When he graduated in 1987, Zhang set up what he describes as Beijing’s first art collectives with former classmates. But, shocked by the Tiananmen Square massacre in 1989, he left China to spend some time in Italy. He was allowed to leave the country only because he was married to an Italian, otherwise he would not have been able to obtain a passport.
Upon returning in 1995, he couldn’t believe his eyes. “For a while, I had this idea in my mind of making graffiti in Beijing, but there was no focus,” he explained. “When I saw the destruction occurring here and the effect it was having on the people, I knew I had to make my idea a reality.”
Zhang’s endeavor is no casual matter, especially in the capital. During the prodemocracy protests in 1989, three people lobbed black ink onto the giant portrait of Mao that looms above the entrance to the Forbidden City, his steely eyes ever surveying Tiananmen Square across the road. As far as officials were concerned, this was vandalism of the highest order. The perpetrators were sentenced to between 16 years and life imprisonment.
While Zhang’s graffiti is not as belligerent a statement against authoritarian rule, he is still putting paint in places where it is unwelcome. “Creating art is not against the law,” insisted Zhang. “I have had some scary experiences with the police, but I have had a lot of support from the artistic community and the community at large.”
And it is the community at large that is most affected.

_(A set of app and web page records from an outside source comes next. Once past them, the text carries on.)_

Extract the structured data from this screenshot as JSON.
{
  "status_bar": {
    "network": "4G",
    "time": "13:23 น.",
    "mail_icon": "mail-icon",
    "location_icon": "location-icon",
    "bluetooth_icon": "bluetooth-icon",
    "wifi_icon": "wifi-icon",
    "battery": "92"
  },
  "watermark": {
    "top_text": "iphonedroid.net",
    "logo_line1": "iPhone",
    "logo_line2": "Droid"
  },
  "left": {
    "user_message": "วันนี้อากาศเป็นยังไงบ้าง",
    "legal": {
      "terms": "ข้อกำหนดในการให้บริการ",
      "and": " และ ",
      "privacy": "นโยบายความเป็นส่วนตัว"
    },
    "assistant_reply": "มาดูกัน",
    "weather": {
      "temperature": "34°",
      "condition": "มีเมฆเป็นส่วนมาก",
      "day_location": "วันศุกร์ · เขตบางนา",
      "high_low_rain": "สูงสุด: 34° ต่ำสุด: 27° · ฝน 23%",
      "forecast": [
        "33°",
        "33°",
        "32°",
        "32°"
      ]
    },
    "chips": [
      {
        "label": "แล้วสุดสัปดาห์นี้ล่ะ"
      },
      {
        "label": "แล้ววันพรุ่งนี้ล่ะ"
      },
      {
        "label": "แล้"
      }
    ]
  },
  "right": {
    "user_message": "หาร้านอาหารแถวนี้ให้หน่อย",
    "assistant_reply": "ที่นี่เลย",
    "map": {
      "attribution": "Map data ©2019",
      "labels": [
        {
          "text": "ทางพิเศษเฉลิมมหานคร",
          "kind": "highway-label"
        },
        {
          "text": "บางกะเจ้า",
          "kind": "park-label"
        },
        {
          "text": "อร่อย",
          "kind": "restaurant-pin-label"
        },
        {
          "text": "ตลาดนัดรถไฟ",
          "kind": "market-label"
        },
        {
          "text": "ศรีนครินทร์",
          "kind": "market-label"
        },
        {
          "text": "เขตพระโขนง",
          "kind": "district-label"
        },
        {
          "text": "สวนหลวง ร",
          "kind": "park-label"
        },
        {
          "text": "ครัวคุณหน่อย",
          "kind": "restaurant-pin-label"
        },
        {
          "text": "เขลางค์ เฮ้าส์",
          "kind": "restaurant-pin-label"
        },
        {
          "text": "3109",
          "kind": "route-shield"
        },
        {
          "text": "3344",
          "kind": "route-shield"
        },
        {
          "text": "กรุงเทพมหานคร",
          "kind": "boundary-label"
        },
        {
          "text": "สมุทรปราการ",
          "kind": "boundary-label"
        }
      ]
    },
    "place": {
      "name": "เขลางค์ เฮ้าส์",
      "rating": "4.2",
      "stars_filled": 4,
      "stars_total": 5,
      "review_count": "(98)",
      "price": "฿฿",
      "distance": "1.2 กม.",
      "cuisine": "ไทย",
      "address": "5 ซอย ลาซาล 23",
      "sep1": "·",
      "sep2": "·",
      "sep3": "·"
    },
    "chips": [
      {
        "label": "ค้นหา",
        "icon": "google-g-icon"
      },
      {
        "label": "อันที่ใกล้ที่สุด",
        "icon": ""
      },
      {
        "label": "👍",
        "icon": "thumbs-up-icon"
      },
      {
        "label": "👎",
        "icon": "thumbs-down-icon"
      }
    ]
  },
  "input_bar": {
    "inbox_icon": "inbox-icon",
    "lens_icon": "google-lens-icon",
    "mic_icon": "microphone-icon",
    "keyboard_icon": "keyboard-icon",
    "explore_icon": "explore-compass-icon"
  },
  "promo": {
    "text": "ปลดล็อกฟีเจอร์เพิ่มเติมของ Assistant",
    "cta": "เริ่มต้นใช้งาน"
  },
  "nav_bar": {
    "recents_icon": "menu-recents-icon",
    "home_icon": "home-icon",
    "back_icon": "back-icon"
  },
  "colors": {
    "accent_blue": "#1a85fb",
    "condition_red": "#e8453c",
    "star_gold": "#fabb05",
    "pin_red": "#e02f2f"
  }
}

If the Ministry of Construction issues an order to demolish an area, tenants are forced to vacate.
“People can either move to another location arranged by the government,” explained Zhang, “or they can receive financial compensation and find another place to live on their own, which is usually with relatives.”
Like the buildings on which Zhang’s work is adorned, his canvases are being ripped up and lie broken amid the scattered remnants of the deconstructed: history removed.
This situation in Beijing reflects the opposite of the International Union of Architects’ Beijing Charter, presented by professor Wu Liang, at the 20th UIA Congress held in Beijing two years ago.
“On the aspect of urban settlement, factors such as planning, architectural design, historical preservation, adapted reuse of old buildings, urban rehabilitation, city renewal and reconstruction should be integrated into a dynamic circulation system,” states the charter.
When asked to elaborate on this point in regard to the current state of Beijing, neither Wu nor the Faculty of Architecture at Tsinghua University, where he teaches, had any comment.
Quite the contrary of Zhang, who is as critical of the government’s behavior as he is of those under the government’s thumb.
“I think my art shocks and maybe makes some angry, but hopefully it will make people use their brain,” he said. “The general public has been anesthetized by the propaganda machine, and because they have accepted submission for so long, it is difficult for them to think independently and actively fight for their rights.”
Zhang’s graffiti consistent identifiable, and nearly unique. Besides an advertisement for a plumber spray-painted beside one of Zhang’s faces, his work was the only graffiti I saw while visiting Beijing.
It cannot be compared to the elaborate designs, obscene drawings and scribbling that can be found in almost any other city. While Zhang’s work has a certain shock value, that is not its sole function. His graffiti serves as a reminder of the urban landscape’s fate before it disappears. It has a limited life span but, Zhang hopes, a less limited impact.
At a small gallery catering to tourists east of the Forbidden City works a 25-year-old named “Hopkin” because it is easier for foreign customers to pronounce. Dealing in art for art’s sake, he seemed surprised when I mentioned the faces.
“I know Zhang,” he said. “He is what you call a guerrilla artist.”
Whether or not Zhang’s statement is a strong enough cog in his revolutionary machine is anyone’s guess.